Provencal gastronomy

The typical cuisine of Provence and its many fine wines… Rosé of course, but red and white too!

We can’t’ imagine our Coins de Paradis® (Corners of Paradise) without heavenly food and wine too! After the beaches, activities, superb water park (with an impressive 4 heated pools and water slides!), the campsite recommends a voyage into the land of flavours of Provence and the French Riviera…

From typical Mediterranean ingredients to elaborate recipes, here’s a little tour of the local treasures – and you’ll come across them at the campsite restaurant and our mini market too!

Olives don’t always come from Nyons (or Spain). The most delicious olives for your aperitifs and pizzas are grown right here in Provence! You will come across majestic olive groves throughout the region… The trees are sometimes hundreds of years old.

You’ll find our famous Herbes de Provence – thyme, rosemary, oregano, tarragon, savory and basil – growing beside footpaths throughout the Var and South of France, along with chervil, sage, fennel and marjoram. There are probably some hidden along the campsite’s botanical footpath too!

Garlic is obviously a major ingredient in Provencal cuisine and is used raw or cooked, especially for the traditional Aioli: a mayonnaise made with olive oil and garlic, mixed with an egg, served with fish or simply on a slice of bread. Garlic is also added to the rouille sauce served with our typical fish soup.

  • Tapenade is one of Provence’s most typical recipes. It is so popular that it now comes in all sorts of delicious shapes and forms, with the original crushed green olives replaced with sun-dried tomatoes, artichokes, or black olives.

There is also our healthy Ratatouille, so commonly-found everywhere that you could almost forget that it originates from Provence! But its sunny vegetables tell it all: courgette, tomato, aubergine and sweet pepper, spiked with onion and garlic and – if you’re a purist – cooked separately to preserve all the flavours…

Have you ever tried a Tian? (the word originally means “dish” in Langue d’Oc dialect). This Mediterranean speciality is made with vegetables such as aubergines, courgettes and tomatoes, cooked with olives, grated cheese (or sometimes mozzarella) and of course thyme and olive oil.
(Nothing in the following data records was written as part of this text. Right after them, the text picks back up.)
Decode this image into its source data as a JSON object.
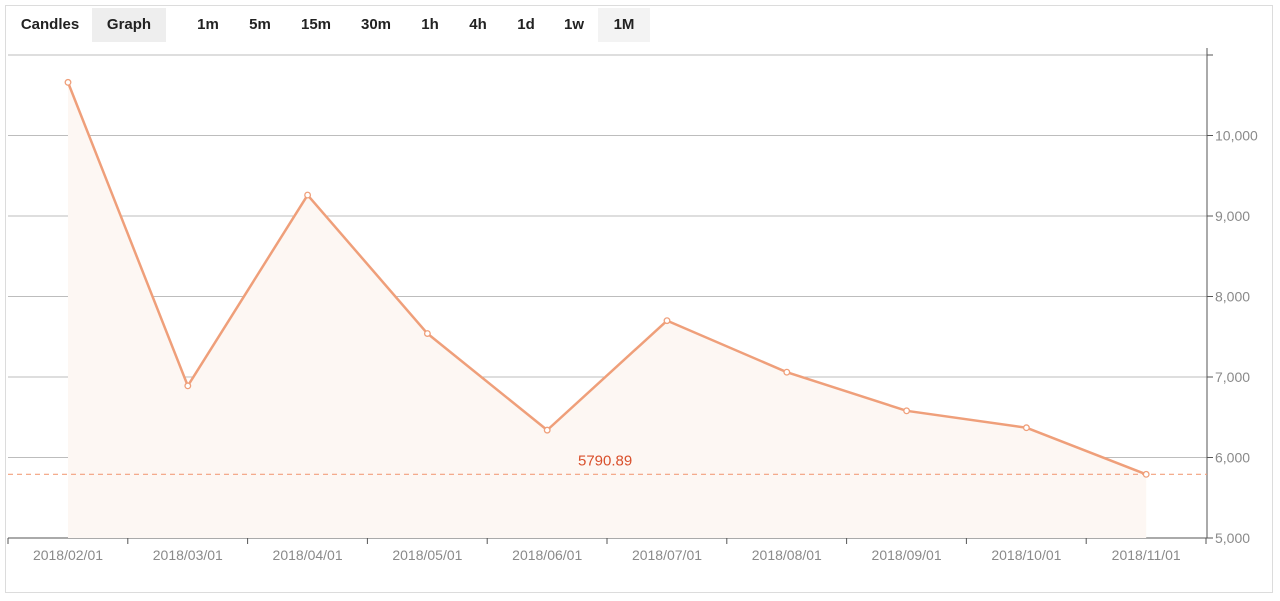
{
  "view_tabs": [
    {
      "label": "Candles",
      "active": false
    },
    {
      "label": "Graph",
      "active": true
    }
  ],
  "interval_tabs": [
    {
      "label": "1m",
      "active": false
    },
    {
      "label": "5m",
      "active": false
    },
    {
      "label": "15m",
      "active": false
    },
    {
      "label": "30m",
      "active": false
    },
    {
      "label": "1h",
      "active": false
    },
    {
      "label": "4h",
      "active": false
    },
    {
      "label": "1d",
      "active": false
    },
    {
      "label": "1w",
      "active": false
    },
    {
      "label": "1M",
      "active": true
    }
  ],
  "colors": {
    "line": "#ef9f7a",
    "fill": "#fdf7f3",
    "price_line": "#f2a07d",
    "price_text": "#d9502c",
    "grid": "#bdbdbd"
  },
  "chart_data": {
    "type": "area",
    "x": [
      "2018/02/01",
      "2018/03/01",
      "2018/04/01",
      "2018/05/01",
      "2018/06/01",
      "2018/07/01",
      "2018/08/01",
      "2018/09/01",
      "2018/10/01",
      "2018/11/01"
    ],
    "values": [
      10660,
      6890,
      9260,
      7540,
      6340,
      7700,
      7060,
      6580,
      6370,
      5790.89
    ],
    "ylim": [
      5000,
      11000
    ],
    "y_ticks": [
      5000,
      6000,
      7000,
      8000,
      9000,
      10000
    ],
    "y_tick_labels": [
      "5,000",
      "6,000",
      "7,000",
      "8,000",
      "9,000",
      "10,000"
    ],
    "current_price": 5790.89,
    "current_price_label": "5790.89",
    "grid": true,
    "y_axis_side": "right"
  }
}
  • In Italy, Focaccia is widely used instead of bread, or served as an aperitif nibble. In Provence, it is also a filling lunch, ideal for picnics. A kind of salty bread or brioche according to the recipe, it is stuffed with a variety of ingredients such as onions, lardons, cheese, tomatoes, olives, etc.

Marseille’s traditional Bouillabaisse is coveted by gourmets from the world over, keen to enjoy a taste of Provence in this surprising mix of fish and vegetables! Fishermen continue to make Bouillabaisse for lunch with their leftover fish. The smallest fish is used to make the accompanying soup!

Soupe au Pistou is also one of our most acclaimed recipes and a cousin of Italy’s pesto, to which we have added a fabulous soup made with olive oil, basil, garlic, haricot beans and pasta… Simply succulent!

On the eastern side of the Riviera, in Nice, you’ll find Pissaladière, a cousin of Italy’s pizza. Made with white dough, it is topped with various ingredients including fried onions and a sardine and anchovy sauce, then sprinkled with Herbes de Provence or basil and – of course – local olives. It is truly delicious and a flagship Riviera recipe!

And of course, near the campsite in Saint-Tropez, you’ll find Provence’s most famous dessert, the Tarte Tropézienne: a sponge cake sprinkled with sugar and stuffed with a mixture of confectioner’s custard and butter cream. You’ll need to do some serious sport at the campsite if you over-indulge!